Consumers routinely provide information to companies with the expectation of receiving personalized services or shopping discounts. In fact, this personalized, one-to-one marketing is one of the most attractive promises held out by Internet technologies. However, the data’s inherent value creates a seductive temptation to abuse the consumer’s trust and utilize the data for other purposes (which GeoCities allegedly did). Self-regulatory Initiatives Self-regulatory proposals, such as TRUSTe and BBBOnLine, attempt to muzzle this temptation.

However, the responsibility for privacy assurances sits in the hands of each Web site – designating the proverbial fox to guard the hen house. As Fred Davis, CEO of Lumeria puts it, “In the morning, the hens have disappeared, there’s blood and feathers everywhere, and the foxes blithely state that the alarms didn’t go off so there must not be a problem. ” The Federal Trade Commission, the European Union, and the entire privacy community have noted that these systems offer minimal recourse beyond the Web site owner. The underlying problem is that a company’s privacy policy is not legally binding.

(In fact, some privacy advocates suggest that privacy policies are legal disclaimers! ) Consequently, neither the government nor any other third party entity can step in to assist the individual. Moreover, even the self-regulatory organizations have demonstrated their impotence. For example, after the recent discovery that Microsoft software could track every document a user creates, TRUSTe (which receives considerable funding from Microsoft) concluded that the breach of privacy was not web site related and therefore Microsoft did not violate the terms of its license with TRUSTe. [1]
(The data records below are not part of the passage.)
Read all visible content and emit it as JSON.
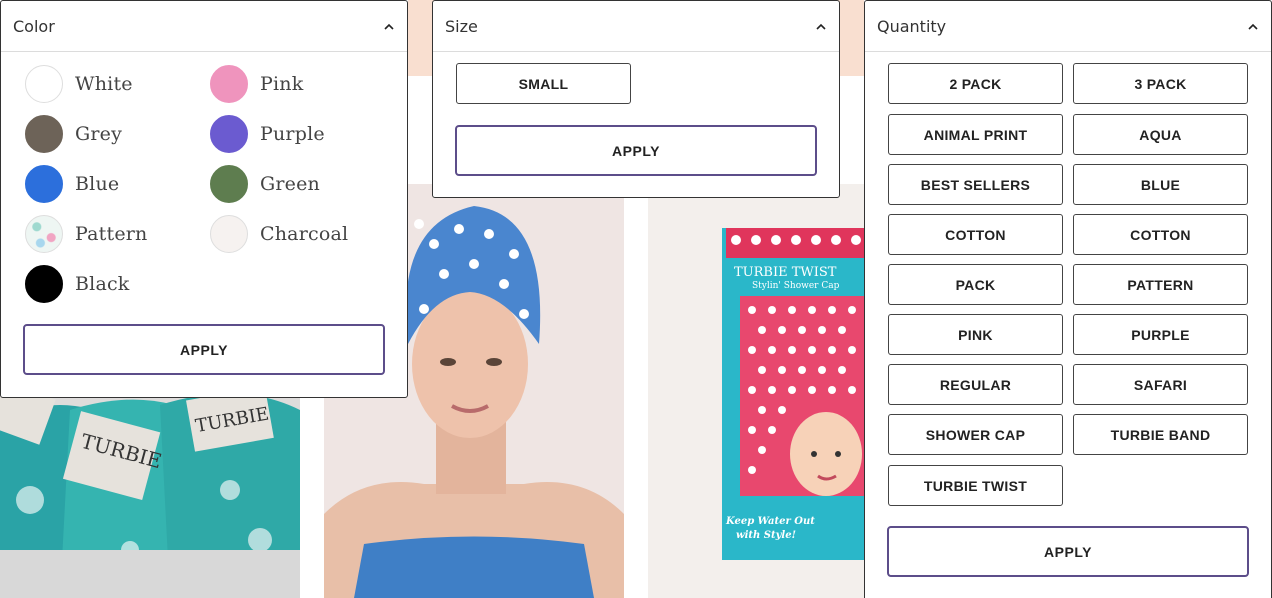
{
  "color_filter": {
    "title": "Color",
    "options": [
      {
        "label": "White",
        "swatch": "#ffffff"
      },
      {
        "label": "Pink",
        "swatch": "#ef94bd"
      },
      {
        "label": "Grey",
        "swatch": "#6d6358"
      },
      {
        "label": "Purple",
        "swatch": "#6b5bd0"
      },
      {
        "label": "Blue",
        "swatch": "#2c6fdc"
      },
      {
        "label": "Green",
        "swatch": "#5e7d4f"
      },
      {
        "label": "Pattern",
        "swatch": "pattern"
      },
      {
        "label": "Charcoal",
        "swatch": "#f6f2f0"
      },
      {
        "label": "Black",
        "swatch": "#000000"
      }
    ],
    "apply_label": "APPLY"
  },
  "size_filter": {
    "title": "Size",
    "options": [
      "SMALL"
    ],
    "apply_label": "APPLY"
  },
  "quantity_filter": {
    "title": "Quantity",
    "options": [
      "2 PACK",
      "3 PACK",
      "ANIMAL PRINT",
      "AQUA",
      "BEST SELLERS",
      "BLUE",
      "COTTON",
      "COTTON",
      "PACK",
      "PATTERN",
      "PINK",
      "PURPLE",
      "REGULAR",
      "SAFARI",
      "SHOWER CAP",
      "TURBIE BAND",
      "TURBIE TWIST"
    ],
    "apply_label": "APPLY"
  },
  "products": {
    "towel_tag_text": "TURBIE",
    "cap_box_brand": "TURBIE TWIST",
    "cap_box_subtitle": "Stylin' Shower Cap",
    "cap_box_tagline": "Keep Water Out with Style!"
  },
  "colors": {
    "accent_border": "#5c4d8a",
    "peach_band": "#f9dfd0",
    "panel_border": "#333333"
  }
}
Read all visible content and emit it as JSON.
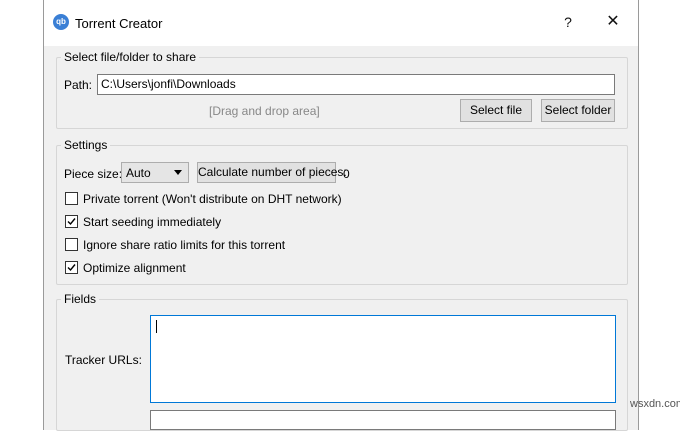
{
  "window": {
    "title": "Torrent Creator",
    "app_icon_text": "qb",
    "help_label": "?",
    "close_label": "✕"
  },
  "share_group": {
    "title": "Select file/folder to share",
    "path_label": "Path:",
    "path_value": "C:\\Users\\jonfi\\Downloads",
    "drop_hint": "[Drag and drop area]",
    "select_file_label": "Select file",
    "select_folder_label": "Select folder"
  },
  "settings_group": {
    "title": "Settings",
    "piece_size_label": "Piece size:",
    "piece_size_value": "Auto",
    "calc_button_label": "Calculate number of pieces:",
    "pieces_count": "0",
    "checkboxes": [
      {
        "label": "Private torrent (Won't distribute on DHT network)",
        "checked": false
      },
      {
        "label": "Start seeding immediately",
        "checked": true
      },
      {
        "label": "Ignore share ratio limits for this torrent",
        "checked": false
      },
      {
        "label": "Optimize alignment",
        "checked": true
      }
    ]
  },
  "fields_group": {
    "title": "Fields",
    "tracker_urls_label": "Tracker URLs:",
    "tracker_urls_value": ""
  },
  "watermark": "wsxdn.com"
}
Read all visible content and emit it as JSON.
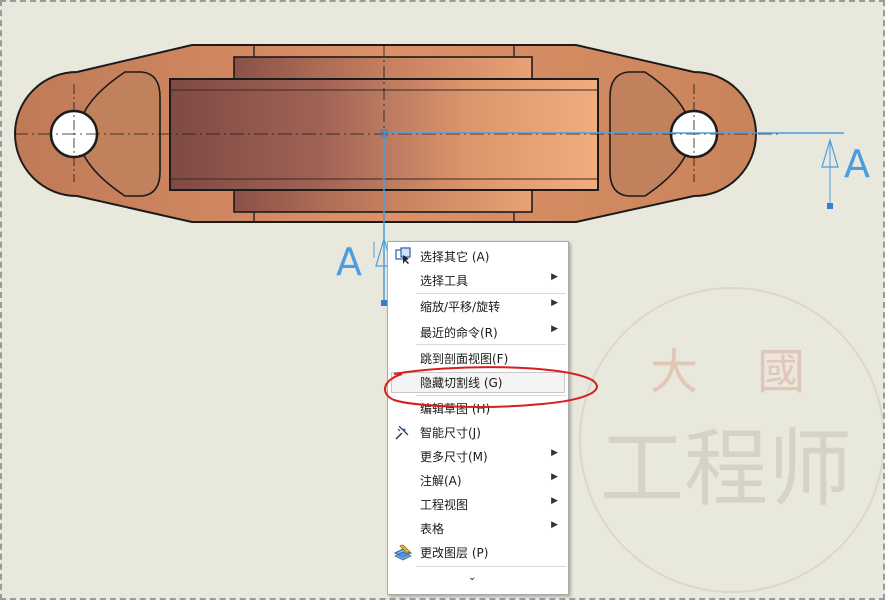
{
  "section_label_left": "A",
  "section_label_right": "A",
  "context_menu": {
    "items": [
      {
        "label": "选择其它 (A)",
        "submenu": false,
        "icon": "select-other-icon"
      },
      {
        "label": "选择工具",
        "submenu": true,
        "icon": ""
      },
      {
        "label": "缩放/平移/旋转",
        "submenu": true,
        "icon": ""
      },
      {
        "label": "最近的命令(R)",
        "submenu": true,
        "icon": ""
      },
      {
        "label": "跳到剖面视图(F)",
        "submenu": false,
        "icon": ""
      },
      {
        "label": "隐藏切割线 (G)",
        "submenu": false,
        "icon": "",
        "highlighted": true
      },
      {
        "label": "编辑草图 (H)",
        "submenu": false,
        "icon": ""
      },
      {
        "label": "智能尺寸(J)",
        "submenu": false,
        "icon": "smart-dimension-icon"
      },
      {
        "label": "更多尺寸(M)",
        "submenu": true,
        "icon": ""
      },
      {
        "label": "注解(A)",
        "submenu": true,
        "icon": ""
      },
      {
        "label": "工程视图",
        "submenu": true,
        "icon": ""
      },
      {
        "label": "表格",
        "submenu": true,
        "icon": ""
      },
      {
        "label": "更改图层 (P)",
        "submenu": false,
        "icon": "change-layer-icon"
      }
    ],
    "more_glyph": "⌄"
  },
  "watermark": {
    "top_chars": [
      "大",
      "國"
    ],
    "bottom_text": "工程师"
  },
  "colors": {
    "background": "#e9e8dc",
    "part_light": "#e8a070",
    "part_dark": "#9a5a4a",
    "section_line": "#4a9ee0",
    "annotation_red": "#d81e1e"
  }
}
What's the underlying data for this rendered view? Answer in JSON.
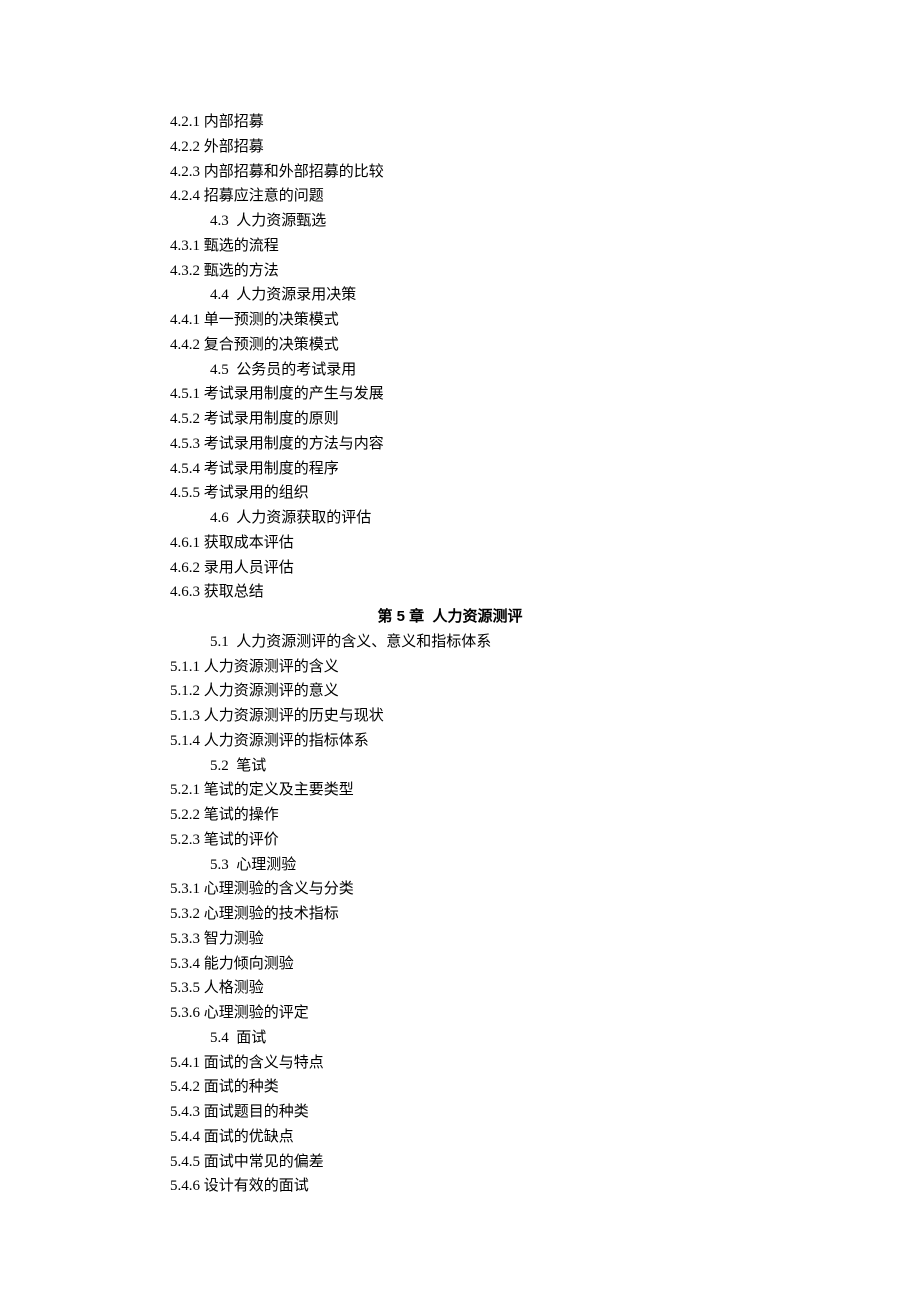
{
  "lines": [
    {
      "kind": "item",
      "text": "4.2.1 内部招募"
    },
    {
      "kind": "item",
      "text": "4.2.2 外部招募"
    },
    {
      "kind": "item",
      "text": "4.2.3 内部招募和外部招募的比较"
    },
    {
      "kind": "item",
      "text": "4.2.4 招募应注意的问题"
    },
    {
      "kind": "section",
      "text": "4.3  人力资源甄选"
    },
    {
      "kind": "item",
      "text": "4.3.1 甄选的流程"
    },
    {
      "kind": "item",
      "text": "4.3.2 甄选的方法"
    },
    {
      "kind": "section",
      "text": "4.4  人力资源录用决策"
    },
    {
      "kind": "item",
      "text": "4.4.1 单一预测的决策模式"
    },
    {
      "kind": "item",
      "text": "4.4.2 复合预测的决策模式"
    },
    {
      "kind": "section",
      "text": "4.5  公务员的考试录用"
    },
    {
      "kind": "item",
      "text": "4.5.1 考试录用制度的产生与发展"
    },
    {
      "kind": "item",
      "text": "4.5.2 考试录用制度的原则"
    },
    {
      "kind": "item",
      "text": "4.5.3 考试录用制度的方法与内容"
    },
    {
      "kind": "item",
      "text": "4.5.4 考试录用制度的程序"
    },
    {
      "kind": "item",
      "text": "4.5.5 考试录用的组织"
    },
    {
      "kind": "section",
      "text": "4.6  人力资源获取的评估"
    },
    {
      "kind": "item",
      "text": "4.6.1 获取成本评估"
    },
    {
      "kind": "item",
      "text": "4.6.2 录用人员评估"
    },
    {
      "kind": "item",
      "text": "4.6.3 获取总结"
    },
    {
      "kind": "chapter",
      "text": "第 5 章  人力资源测评"
    },
    {
      "kind": "section",
      "text": "5.1  人力资源测评的含义、意义和指标体系"
    },
    {
      "kind": "item",
      "text": "5.1.1 人力资源测评的含义"
    },
    {
      "kind": "item",
      "text": "5.1.2 人力资源测评的意义"
    },
    {
      "kind": "item",
      "text": "5.1.3 人力资源测评的历史与现状"
    },
    {
      "kind": "item",
      "text": "5.1.4 人力资源测评的指标体系"
    },
    {
      "kind": "section",
      "text": "5.2  笔试"
    },
    {
      "kind": "item",
      "text": "5.2.1 笔试的定义及主要类型"
    },
    {
      "kind": "item",
      "text": "5.2.2 笔试的操作"
    },
    {
      "kind": "item",
      "text": "5.2.3 笔试的评价"
    },
    {
      "kind": "section",
      "text": "5.3  心理测验"
    },
    {
      "kind": "item",
      "text": "5.3.1 心理测验的含义与分类"
    },
    {
      "kind": "item",
      "text": "5.3.2 心理测验的技术指标"
    },
    {
      "kind": "item",
      "text": "5.3.3 智力测验"
    },
    {
      "kind": "item",
      "text": "5.3.4 能力倾向测验"
    },
    {
      "kind": "item",
      "text": "5.3.5 人格测验"
    },
    {
      "kind": "item",
      "text": "5.3.6 心理测验的评定"
    },
    {
      "kind": "section",
      "text": "5.4  面试"
    },
    {
      "kind": "item",
      "text": "5.4.1 面试的含义与特点"
    },
    {
      "kind": "item",
      "text": "5.4.2 面试的种类"
    },
    {
      "kind": "item",
      "text": "5.4.3 面试题目的种类"
    },
    {
      "kind": "item",
      "text": "5.4.4 面试的优缺点"
    },
    {
      "kind": "item",
      "text": "5.4.5 面试中常见的偏差"
    },
    {
      "kind": "item",
      "text": "5.4.6 设计有效的面试"
    }
  ]
}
The FTC deals with issues that touch the economic life of every American. It is the only federal agency with both consumer protection and competition jurisdiction in broad sectors of the economy. The FTC pursues vigorous and effective law enforcement; advances consumers’ interests by sharing its expertise with federal and state legislatures and U. S. and international government agencies; develops policy and research tools through hearings, workshops, and conferences; and creates practical and plain-language educational programs for consumers and businesses in a global marketplace with constantly changing technologies. [2]